$$ \tag{a1 } [ f ( X ) ] \equiv f ^ {+} ( X ) - f ^ {-} ( X ) . $$

The surface $ S ( t ) $ is called a singular surface with respect to $ f $ at time $ t $ if $ [ f ] \neq 0 $. A singular surface that has a non-zero normal velocity called a wave. An acceleration wave is a propagating singular surface across which the motion $ \phi $, velocity $ {\dot \phi } ( X,t ) $ and (hence) the deformation gradient $ F \equiv { \mathop{\rm grad} } \phi $, are continuous; however, quantities involving second-order derivatives of the motion, such as the acceleration $ a $ and the time rate of deformation gradient $ {\dot{F} } $, are discontinuous. Various kinematical and geometrical conditions of compatibility involving the variables $ a $ and $ {\dot{F} } $, the normal $ n $ to the surface, and the speed $ U $ of the surface, may be derived with the aid of Hadamard's lemma (see, for example, [a2], [a4]). These considerations lead to the propagation condition

$$ \tag{a2 } [ {\dot{T} } ] n = - \rho U [ a ] , $$

which is a statement of balance of linear momentum across the surface; $ T $ is the Cauchy stress, $ \rho $ is the mass density, and $ U $ is the intrinsic speed of the surface. To make further progress it is necessary to introduce information about the constitution of the material; in the case of an elastic material, for example, (a2) becomes the eigenvalue problem

$$ \tag{a3 } Q s = \rho U ^ {2} s, $$

in which $ s $ is referred to as the amplitude vector of the acceleration jump, and $ Q $ is the acoustic tensor. This leads to the Fresnel–Hadamard theorem: The amplitude $ s $ of an acceleration wave travelling in the direction $ n $ must be an eigenvector of the acoustic tensor $ Q $; the corresponding eigenvalue is $ \rho U ^ {2} $. It follows that, for real wave speeds to exist, $ Q $ must possess at least one real and positive eigenvalue.

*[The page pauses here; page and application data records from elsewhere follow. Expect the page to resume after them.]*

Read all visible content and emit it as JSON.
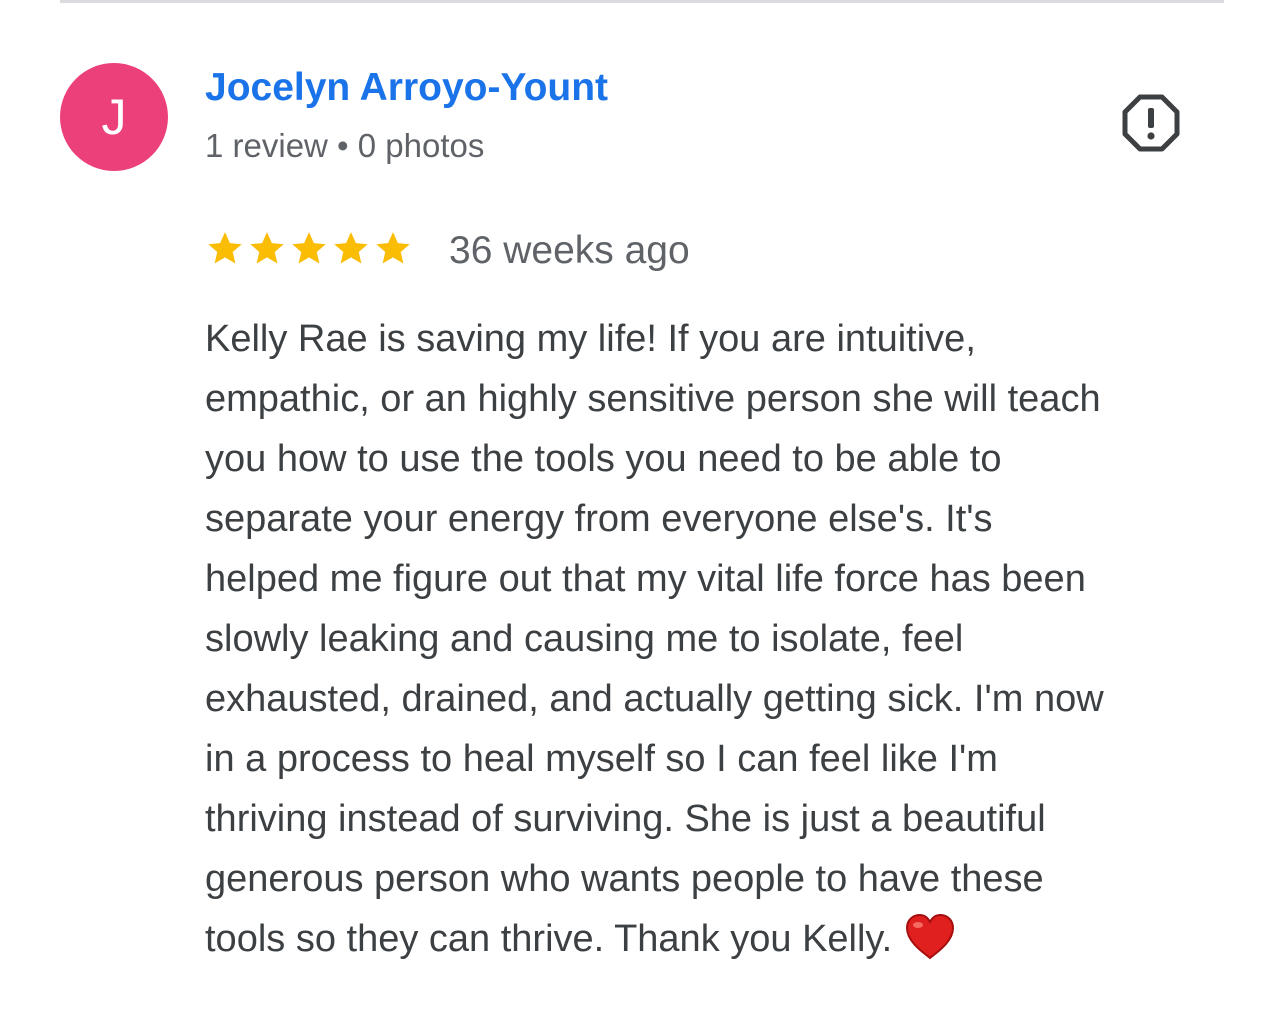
{
  "reviewer": {
    "avatar_initial": "J",
    "avatar_color": "#ec407a",
    "name": "Jocelyn Arroyo-Yount",
    "name_color": "#1a73e8",
    "meta": "1 review • 0 photos"
  },
  "report_icon": "flag-report-icon",
  "review": {
    "rating": 5,
    "rating_max": 5,
    "star_color": "#fbbc04",
    "date": "36 weeks ago",
    "text_lines": [
      "Kelly Rae is saving my life! If you are intuitive,",
      "empathic, or an highly sensitive person she will teach",
      "you how to use the tools you need to be able to",
      "separate your energy from everyone else's. It's",
      "helped me figure out that my vital life force has been",
      "slowly leaking and causing me to isolate, feel",
      "exhausted, drained, and actually getting sick. I'm now",
      "in a process to heal myself so I can feel like I'm",
      "thriving instead of surviving. She is just a beautiful",
      "generous person who wants people to have these",
      "tools so they can thrive. Thank you Kelly."
    ],
    "trailing_emoji": "red-heart-icon"
  }
}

The acoustic tensor is symmetric, and consequently its eigenvalues are real, if and only if the material is hyperelastic. In addition, $ Q $ possesses three positive eigenvalues if and only if it is positive definite; in the context of elasticity, positive definiteness of $ Q $ implies that the material is strongly elliptic. Further information on acceleration waves may be found in the references cited.

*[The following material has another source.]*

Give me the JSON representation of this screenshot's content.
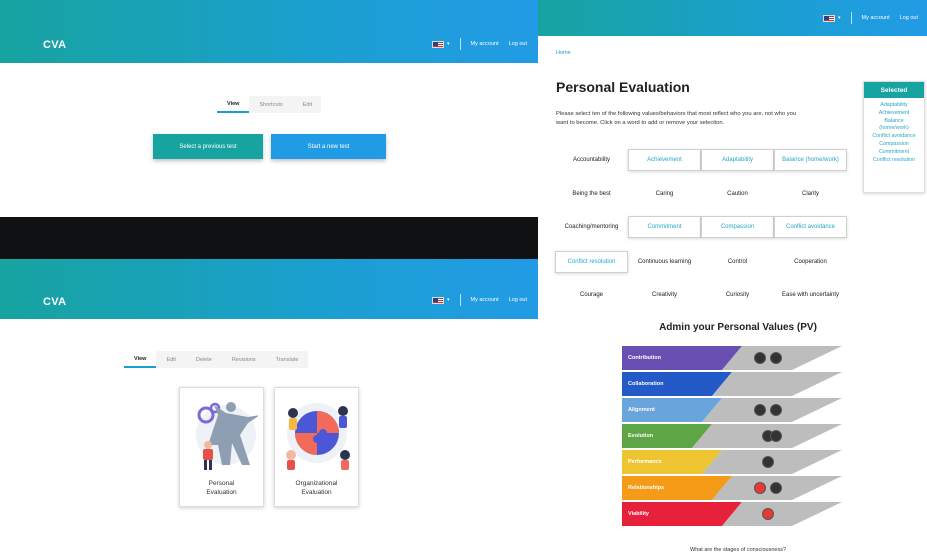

#### References

[a1] | A.C. Eringen, E.S. Suhubi, "Elastodynamics" , I , Acad. Press (1975) |

[a2] | J. Hadamard, "Leçons sur la propagation des ondes et les équations de l'hydrodynamique" , Dunod (1903) |

[a3] | M.F. McCarthy, "Singular surfaces and waves" A.C. Eringen (ed.) , Continuum Physics II: Continuum Mechanics of Single Surface Bodies , Acad. Press (1975) |

[a4] | C.-C. Wang, C. Truesdell, "Introduction to rational elasticity" , Noordhoff (1973) |

**How to Cite This Entry:**

Acceleration wave.

*Encyclopedia of Mathematics.*URL: http://encyclopediaofmath.org/index.php?title=Acceleration_wave&oldid=45014